** SUPPLIED RECORDS follows **

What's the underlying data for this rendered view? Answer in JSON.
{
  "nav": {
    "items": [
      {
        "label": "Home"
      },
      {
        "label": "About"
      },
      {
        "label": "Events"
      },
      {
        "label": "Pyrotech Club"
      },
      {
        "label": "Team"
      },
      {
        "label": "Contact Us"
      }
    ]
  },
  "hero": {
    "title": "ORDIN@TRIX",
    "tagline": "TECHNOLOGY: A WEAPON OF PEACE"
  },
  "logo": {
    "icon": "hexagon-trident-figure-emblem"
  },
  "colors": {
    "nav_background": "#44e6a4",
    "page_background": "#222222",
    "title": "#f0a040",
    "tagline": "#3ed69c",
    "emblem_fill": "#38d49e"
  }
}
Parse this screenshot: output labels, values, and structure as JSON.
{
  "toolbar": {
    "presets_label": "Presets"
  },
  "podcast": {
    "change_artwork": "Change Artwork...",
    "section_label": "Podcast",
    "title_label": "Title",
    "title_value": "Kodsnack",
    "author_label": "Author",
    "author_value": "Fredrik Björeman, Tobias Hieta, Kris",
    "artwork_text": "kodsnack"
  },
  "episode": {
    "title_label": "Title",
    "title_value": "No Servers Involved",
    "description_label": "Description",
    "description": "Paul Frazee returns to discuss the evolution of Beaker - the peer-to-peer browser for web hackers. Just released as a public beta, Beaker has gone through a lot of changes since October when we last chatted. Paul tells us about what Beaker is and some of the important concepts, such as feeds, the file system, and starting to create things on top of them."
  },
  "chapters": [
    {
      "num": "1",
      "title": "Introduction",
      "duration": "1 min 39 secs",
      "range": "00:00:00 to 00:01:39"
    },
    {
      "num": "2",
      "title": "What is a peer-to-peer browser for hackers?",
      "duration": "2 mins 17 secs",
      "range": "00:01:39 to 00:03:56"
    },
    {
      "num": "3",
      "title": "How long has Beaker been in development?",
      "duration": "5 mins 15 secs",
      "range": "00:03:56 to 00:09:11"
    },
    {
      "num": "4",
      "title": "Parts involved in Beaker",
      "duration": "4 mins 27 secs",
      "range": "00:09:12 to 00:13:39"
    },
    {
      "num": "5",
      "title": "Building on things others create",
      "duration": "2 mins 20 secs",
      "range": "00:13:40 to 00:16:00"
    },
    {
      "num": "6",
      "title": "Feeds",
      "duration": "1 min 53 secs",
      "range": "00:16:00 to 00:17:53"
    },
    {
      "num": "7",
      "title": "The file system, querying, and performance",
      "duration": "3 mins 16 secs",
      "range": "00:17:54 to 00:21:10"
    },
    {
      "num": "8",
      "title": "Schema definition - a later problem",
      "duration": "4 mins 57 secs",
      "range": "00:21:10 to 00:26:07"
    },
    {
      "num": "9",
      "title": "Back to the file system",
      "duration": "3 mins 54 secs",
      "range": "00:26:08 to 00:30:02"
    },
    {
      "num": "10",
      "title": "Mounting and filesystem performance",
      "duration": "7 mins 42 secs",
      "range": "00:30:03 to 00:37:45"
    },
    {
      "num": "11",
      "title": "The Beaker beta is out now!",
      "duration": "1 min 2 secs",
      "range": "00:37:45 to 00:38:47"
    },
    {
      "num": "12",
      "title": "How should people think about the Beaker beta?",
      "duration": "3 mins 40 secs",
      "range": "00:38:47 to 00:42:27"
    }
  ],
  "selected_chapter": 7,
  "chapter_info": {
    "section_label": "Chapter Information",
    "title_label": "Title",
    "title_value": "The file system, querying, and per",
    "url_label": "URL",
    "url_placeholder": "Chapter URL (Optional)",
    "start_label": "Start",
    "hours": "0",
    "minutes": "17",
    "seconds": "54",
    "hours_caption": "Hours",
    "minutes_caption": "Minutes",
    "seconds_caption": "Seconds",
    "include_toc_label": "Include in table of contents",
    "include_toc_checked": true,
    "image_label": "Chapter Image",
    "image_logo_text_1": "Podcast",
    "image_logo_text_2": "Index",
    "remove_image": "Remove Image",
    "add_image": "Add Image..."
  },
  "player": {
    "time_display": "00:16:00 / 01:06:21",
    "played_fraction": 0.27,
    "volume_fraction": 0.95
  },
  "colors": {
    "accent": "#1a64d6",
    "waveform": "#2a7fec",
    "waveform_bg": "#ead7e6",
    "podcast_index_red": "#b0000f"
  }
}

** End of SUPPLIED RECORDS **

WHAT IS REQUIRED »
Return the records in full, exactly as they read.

COMPLETED TASK »
What's the underlying data for this rendered view? Answer in JSON.
{
  "nav": {
    "items": [
      {
        "label": "Home"
      },
      {
        "label": "About"
      },
      {
        "label": "Events"
      },
      {
        "label": "Pyrotech Club"
      },
      {
        "label": "Team"
      },
      {
        "label": "Contact Us"
      }
    ]
  },
  "hero": {
    "title": "ORDIN@TRIX",
    "tagline": "TECHNOLOGY: A WEAPON OF PEACE"
  },
  "logo": {
    "icon": "hexagon-trident-figure-emblem"
  },
  "colors": {
    "nav_background": "#44e6a4",
    "page_background": "#222222",
    "title": "#f0a040",
    "tagline": "#3ed69c",
    "emblem_fill": "#38d49e"
  }
}
Parse this screenshot: output labels, values, and structure as JSON.
{
  "toolbar": {
    "presets_label": "Presets"
  },
  "podcast": {
    "change_artwork": "Change Artwork...",
    "section_label": "Podcast",
    "title_label": "Title",
    "title_value": "Kodsnack",
    "author_label": "Author",
    "author_value": "Fredrik Björeman, Tobias Hieta, Kris",
    "artwork_text": "kodsnack"
  },
  "episode": {
    "title_label": "Title",
    "title_value": "No Servers Involved",
    "description_label": "Description",
    "description": "Paul Frazee returns to discuss the evolution of Beaker - the peer-to-peer browser for web hackers. Just released as a public beta, Beaker has gone through a lot of changes since October when we last chatted. Paul tells us about what Beaker is and some of the important concepts, such as feeds, the file system, and starting to create things on top of them."
  },
  "chapters": [
    {
      "num": "1",
      "title": "Introduction",
      "duration": "1 min 39 secs",
      "range": "00:00:00 to 00:01:39"
    },
    {
      "num": "2",
      "title": "What is a peer-to-peer browser for hackers?",
      "duration": "2 mins 17 secs",
      "range": "00:01:39 to 00:03:56"
    },
    {
      "num": "3",
      "title": "How long has Beaker been in development?",
      "duration": "5 mins 15 secs",
      "range": "00:03:56 to 00:09:11"
    },
    {
      "num": "4",
      "title": "Parts involved in Beaker",
      "duration": "4 mins 27 secs",
      "range": "00:09:12 to 00:13:39"
    },
    {
      "num": "5",
      "title": "Building on things others create",
      "duration": "2 mins 20 secs",
      "range": "00:13:40 to 00:16:00"
    },
    {
      "num": "6",
      "title": "Feeds",
      "duration": "1 min 53 secs",
      "range": "00:16:00 to 00:17:53"
    },
    {
      "num": "7",
      "title": "The file system, querying, and performance",
      "duration": "3 mins 16 secs",
      "range": "00:17:54 to 00:21:10"
    },
    {
      "num": "8",
      "title": "Schema definition - a later problem",
      "duration": "4 mins 57 secs",
      "range": "00:21:10 to 00:26:07"
    },
    {
      "num": "9",
      "title": "Back to the file system",
      "duration": "3 mins 54 secs",
      "range": "00:26:08 to 00:30:02"
    },
    {
      "num": "10",
      "title": "Mounting and filesystem performance",
      "duration": "7 mins 42 secs",
      "range": "00:30:03 to 00:37:45"
    },
    {
      "num": "11",
      "title": "The Beaker beta is out now!",
      "duration": "1 min 2 secs",
      "range": "00:37:45 to 00:38:47"
    },
    {
      "num": "12",
      "title": "How should people think about the Beaker beta?",
      "duration": "3 mins 40 secs",
      "range": "00:38:47 to 00:42:27"
    }
  ],
  "selected_chapter": 7,
  "chapter_info": {
    "section_label": "Chapter Information",
    "title_label": "Title",
    "title_value": "The file system, querying, and per",
    "url_label": "URL",
    "url_placeholder": "Chapter URL (Optional)",
    "start_label": "Start",
    "hours": "0",
    "minutes": "17",
    "seconds": "54",
    "hours_caption": "Hours",
    "minutes_caption": "Minutes",
    "seconds_caption": "Seconds",
    "include_toc_label": "Include in table of contents",
    "include_toc_checked": true,
    "image_label": "Chapter Image",
    "image_logo_text_1": "Podcast",
    "image_logo_text_2": "Index",
    "remove_image": "Remove Image",
    "add_image": "Add Image..."
  },
  "player": {
    "time_display": "00:16:00 / 01:06:21",
    "played_fraction": 0.27,
    "volume_fraction": 0.95
  },
  "colors": {
    "accent": "#1a64d6",
    "waveform": "#2a7fec",
    "waveform_bg": "#ead7e6",
    "podcast_index_red": "#b0000f"
  }
}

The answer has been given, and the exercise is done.